▶ [INSTRUCTIONS TO FOLLOW]
Where in the material does the word "platform" appear? Copy each line that has it.

▶ [AVAILABLE DATA]
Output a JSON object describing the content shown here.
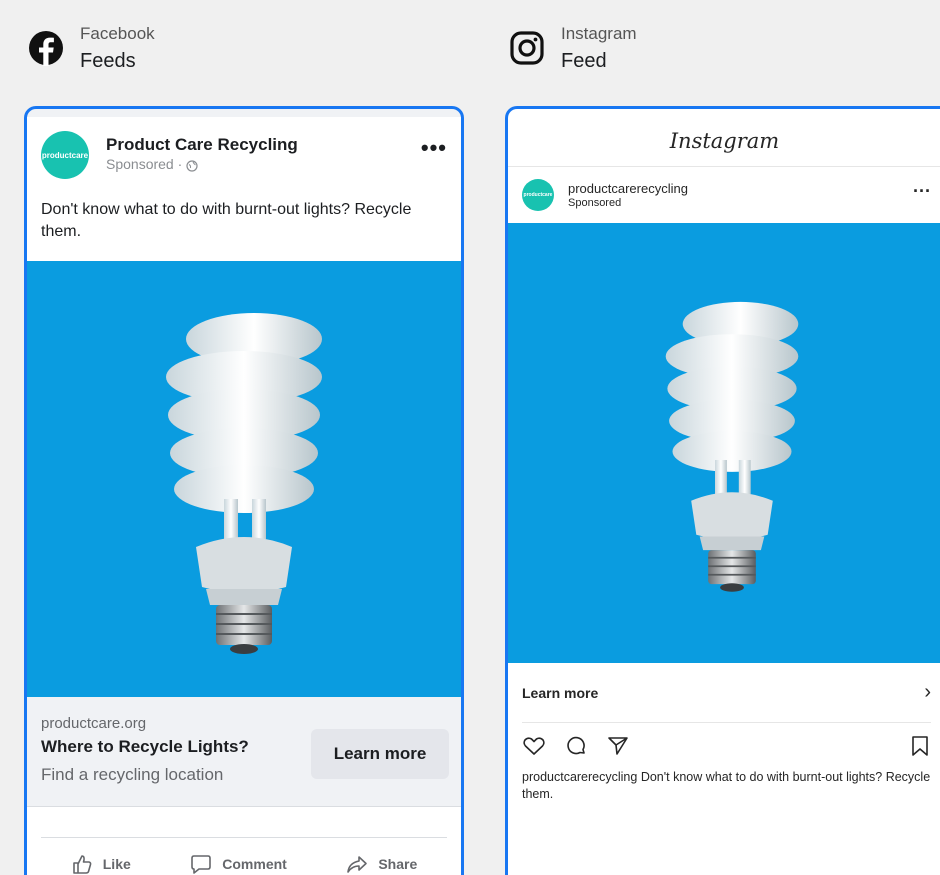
{
  "facebook": {
    "platform": "Facebook",
    "placement": "Feeds",
    "post": {
      "avatar_text": "productcare",
      "page_name": "Product Care Recycling",
      "sponsored": "Sponsored ·",
      "text": "Don't know what to do with burnt-out lights? Recycle them.",
      "link": {
        "domain": "productcare.org",
        "headline": "Where to Recycle Lights?",
        "description": "Find a recycling location",
        "cta": "Learn more"
      },
      "actions": {
        "like": "Like",
        "comment": "Comment",
        "share": "Share"
      }
    }
  },
  "instagram": {
    "platform": "Instagram",
    "placement": "Feed",
    "wordmark": "Instagram",
    "post": {
      "avatar_text": "productcare",
      "username": "productcarerecycling",
      "sponsored": "Sponsored",
      "cta": "Learn more",
      "caption_user": "productcarerecycling",
      "caption_text": "Don't know what to do with burnt-out lights? Recycle them."
    }
  },
  "colors": {
    "accent_border": "#1877f2",
    "ad_background": "#0a9ce0",
    "avatar": "#18c2b0"
  },
  "icons": [
    "facebook-logo-icon",
    "instagram-logo-icon",
    "globe-icon",
    "more-icon",
    "like-icon",
    "comment-icon",
    "share-icon",
    "heart-icon",
    "ig-comment-icon",
    "send-icon",
    "bookmark-icon",
    "chevron-right-icon"
  ]
}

▶ [RESULT OF THE EXERCISE]
    "platform": "Facebook",
    "platform": "Instagram",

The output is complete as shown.